The tax office puts insurance agents at a financial disadvantage by treating them as employees, not independent practitioners.
What qualifies someone to be considered a "practitioner of a profession?" The question may sound philosophical, but how it is answered has some direct practical consequences. In Taiwan, the labor and tax authorities have very different opinions on what constitutes a "practitioner of a profession" -- with the result that many sales agents in the insurance industry wind up with the hardship of a considerably larger tax bills than they would otherwise.

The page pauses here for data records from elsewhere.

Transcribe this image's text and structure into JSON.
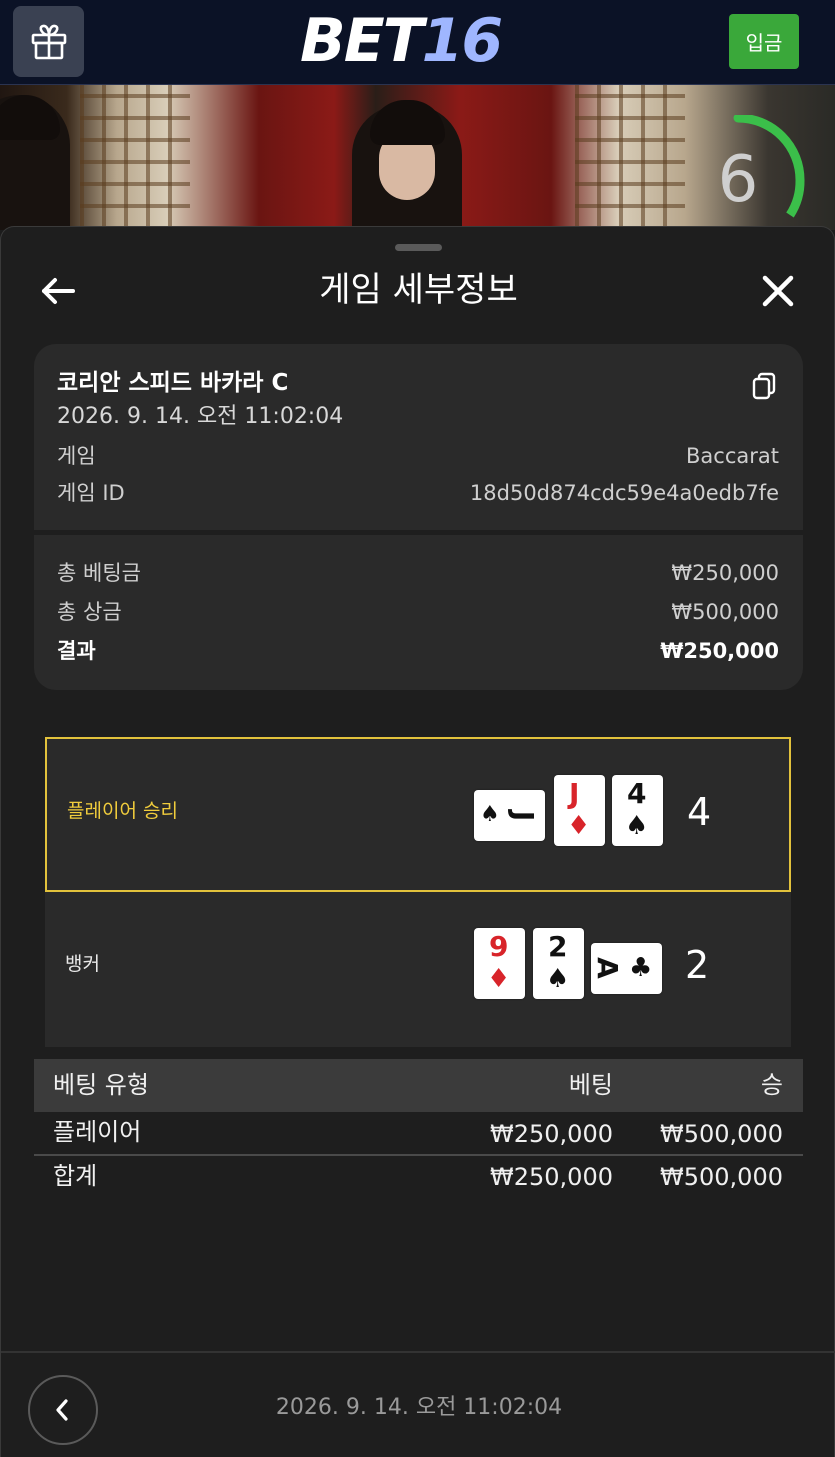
{
  "header": {
    "logo_main": "BET",
    "logo_num": "16",
    "deposit_label": "입금",
    "gift_icon": "gift-icon"
  },
  "stream": {
    "countdown": "6",
    "countdown_progress": 0.3
  },
  "sheet": {
    "title": "게임 세부정보",
    "back_icon": "arrow-left-icon",
    "close_icon": "close-icon"
  },
  "game": {
    "name": "코리안 스피드 바카라 C",
    "datetime": "2026. 9. 14. 오전 11:02:04",
    "game_label": "게임",
    "game_value": "Baccarat",
    "id_label": "게임 ID",
    "id_value": "18d50d874cdc59e4a0edb7fe",
    "copy_icon": "copy-icon"
  },
  "totals": {
    "total_bet_label": "총 베팅금",
    "total_bet_value": "₩250,000",
    "total_prize_label": "총 상금",
    "total_prize_value": "₩500,000",
    "result_label": "결과",
    "result_value": "₩250,000"
  },
  "hands": {
    "player": {
      "label": "플레이어 승리",
      "score": "4",
      "cards": [
        {
          "rank": "J",
          "suit": "♠",
          "color": "#111111",
          "orientation": "horizontal"
        },
        {
          "rank": "J",
          "suit": "♦",
          "color": "#d8242a",
          "orientation": "vertical"
        },
        {
          "rank": "4",
          "suit": "♠",
          "color": "#111111",
          "orientation": "vertical"
        }
      ]
    },
    "banker": {
      "label": "뱅커",
      "score": "2",
      "cards": [
        {
          "rank": "9",
          "suit": "♦",
          "color": "#d8242a",
          "orientation": "vertical"
        },
        {
          "rank": "2",
          "suit": "♠",
          "color": "#111111",
          "orientation": "vertical"
        },
        {
          "rank": "A",
          "suit": "♣",
          "color": "#111111",
          "orientation": "horizontal"
        }
      ]
    },
    "win_color": "#e2c23c"
  },
  "bets": {
    "headers": [
      "베팅 유형",
      "베팅",
      "승"
    ],
    "rows": [
      {
        "type": "플레이어",
        "bet": "₩250,000",
        "win": "₩500,000"
      }
    ],
    "total": {
      "type": "합계",
      "bet": "₩250,000",
      "win": "₩500,000"
    }
  },
  "footer": {
    "datetime": "2026. 9. 14. 오전 11:02:04",
    "prev_icon": "chevron-left-icon"
  }
}
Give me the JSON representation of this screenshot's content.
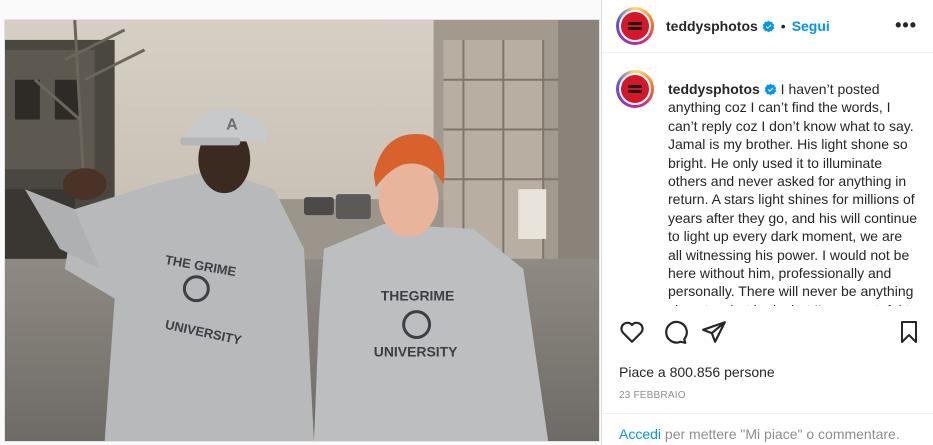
{
  "header": {
    "username": "teddysphotos",
    "separator": "•",
    "follow_label": "Segui",
    "more_label": "•••"
  },
  "caption": {
    "username": "teddysphotos",
    "text": "I haven’t posted anything coz I can’t find the words, I can’t reply coz I don’t know what to say. Jamal is my brother. His light shone so bright. He only used it to illuminate others and never asked for anything in return. A stars light shines for millions of years after they go, and his will continue to light up every dark moment, we are all witnessing his power. I would not be here without him, professionally and personally. There will never be anything close to what he is, but I'm so grateful to"
  },
  "post": {
    "likes": "Piace a 800.856 persone",
    "date": "23 FEBBRAIO"
  },
  "comment_bar": {
    "login_link": "Accedi",
    "rest": " per mettere \"Mi piace\" o commentare."
  },
  "colors": {
    "link_blue": "#0095f6",
    "avatar_red": "#d7162a",
    "muted": "#8e8e8e"
  },
  "icons": [
    "heart-icon",
    "comment-icon",
    "share-icon",
    "bookmark-icon",
    "verified-icon",
    "more-icon"
  ]
}
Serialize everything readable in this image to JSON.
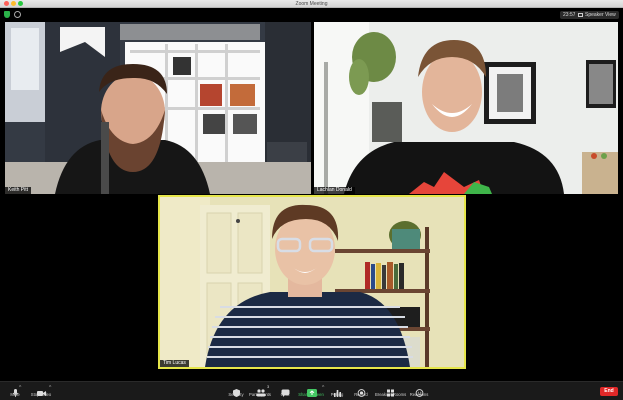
{
  "window": {
    "title": "Zoom Meeting"
  },
  "topbar": {
    "timer": "23:57",
    "view_label": "Speaker View"
  },
  "participants": [
    {
      "name": "Keith Pitt"
    },
    {
      "name": "Lachlan Donald"
    },
    {
      "name": "Tim Lucas"
    }
  ],
  "toolbar": {
    "mute": "Mute",
    "stop_video": "Stop Video",
    "security": "Security",
    "participants": "Participants",
    "participants_count": "3",
    "chat": "Chat",
    "share_screen": "Share Screen",
    "polling": "Polling",
    "record": "Record",
    "breakout_rooms": "Breakout Rooms",
    "reactions": "Reactions",
    "end": "End"
  },
  "colors": {
    "active_speaker_border": "#e6e64a",
    "share_green": "#44c864",
    "end_red": "#e02828"
  }
}
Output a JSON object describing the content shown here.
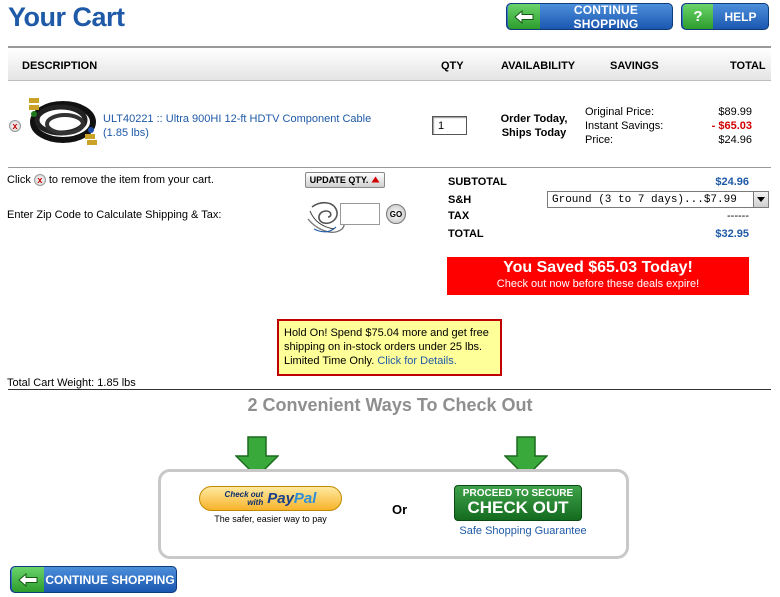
{
  "page": {
    "title": "Your Cart"
  },
  "top_buttons": {
    "continue_shopping": "CONTINUE SHOPPING",
    "help": "HELP",
    "help_glyph": "?"
  },
  "table": {
    "headers": [
      "DESCRIPTION",
      "QTY",
      "AVAILABILITY",
      "SAVINGS",
      "TOTAL"
    ]
  },
  "item": {
    "sku_title": "ULT40221 :: Ultra 900HI 12-ft HDTV Component Cable",
    "weight": "(1.85 lbs)",
    "qty": "1",
    "availability_line1": "Order Today,",
    "availability_line2": "Ships Today",
    "original_price_label": "Original Price:",
    "original_price": "$89.99",
    "instant_savings_label": "Instant Savings:",
    "instant_savings": "- $65.03",
    "price_label": "Price:",
    "price": "$24.96"
  },
  "cart_actions": {
    "remove_hint_before": "Click",
    "remove_hint_after": "to remove the item from your cart.",
    "update_qty": "UPDATE QTY.",
    "zip_label": "Enter Zip Code to Calculate Shipping & Tax:",
    "go": "GO",
    "remove_glyph": "x"
  },
  "totals": {
    "subtotal_label": "SUBTOTAL",
    "subtotal": "$24.96",
    "sh_label": "S&H",
    "shipping_option": "Ground (3 to 7 days)...$7.99",
    "tax_label": "TAX",
    "tax": "------",
    "total_label": "TOTAL",
    "total": "$32.95"
  },
  "saved_banner": {
    "headline": "You Saved $65.03 Today!",
    "subline": "Check out now before these deals expire!"
  },
  "promo": {
    "text": "Hold On! Spend $75.04 more and get free shipping on in-stock orders under 25 lbs. Limited Time Only.",
    "link": "Click for Details."
  },
  "cart_weight": "Total Cart Weight: 1.85 lbs",
  "checkout": {
    "title": "2 Convenient Ways To Check Out",
    "paypal_check_out": "Check out",
    "paypal_with": "with",
    "paypal_pay": "Pay",
    "paypal_pal": "Pal",
    "paypal_tagline": "The safer, easier way to pay",
    "or": "Or",
    "secure_line1": "PROCEED TO SECURE",
    "secure_line2": "CHECK OUT",
    "safe_link": "Safe Shopping Guarantee"
  },
  "bottom_buttons": {
    "continue_shopping": "CONTINUE SHOPPING"
  },
  "colors": {
    "brand_blue": "#1f5aa8",
    "alert_red": "#ff0000",
    "promo_yellow": "#ffff99",
    "button_green": "#2c9c2c"
  }
}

After long discussion about the difficulties entailed in treating insurance agents as "employees" under the terms of the Labor Standards Law, the Council on Labor Affairs and the insurers recently concurred that agents may be defined as "independent contractors" in the agreements signed between the insurance companies and the agents. The rationale was that the main income for insurance agents is commission, not fixed salary, and that the basic expenses incurred in conducting their business are not reimbursed by the insurance companies.
But that same logic has not been accepted by the tax authority, which has declined to allow insurance agents to deduct expenses from their taxable income as is permitted for "practitioners of a profession" under Article 14 of the Income Tax Law. That narrow interpretation has been based on the fact that insurance agents represent a single company, unlike other independent contractors who may serve multiple clients.
In response, the insurance companies argue that similar to lawyers, accountants, and other practitioners, insurance agents provide clients with advice based on their professional knowledge -- in their case, financial-management and tax-management know-how. And the agents in fact serve multiple clients -- their policy holders -- the same as for other professionals.
For the past two years, the AmCham insurance committee's position paper in the chamber's annual Taiwan White Paper has called for the provisions of Article 14 to be extended to insurance agents. But to date, the tax office, unlike the labor council, has continued to regard agents as employees rather than as independent contractors.
"It comes down to an issue of fairness," says Lee Wood, co-chair of the AmCham insurance committee. "Not being able to deduct expenses puts insurance agents in a disadvantageous position financially." It also drives some "tied agents" to become independent brokers, which "means that insurance companies are losing good agents," he says.
Aligning the tax policy with the position of the labor council would put the problem to rest.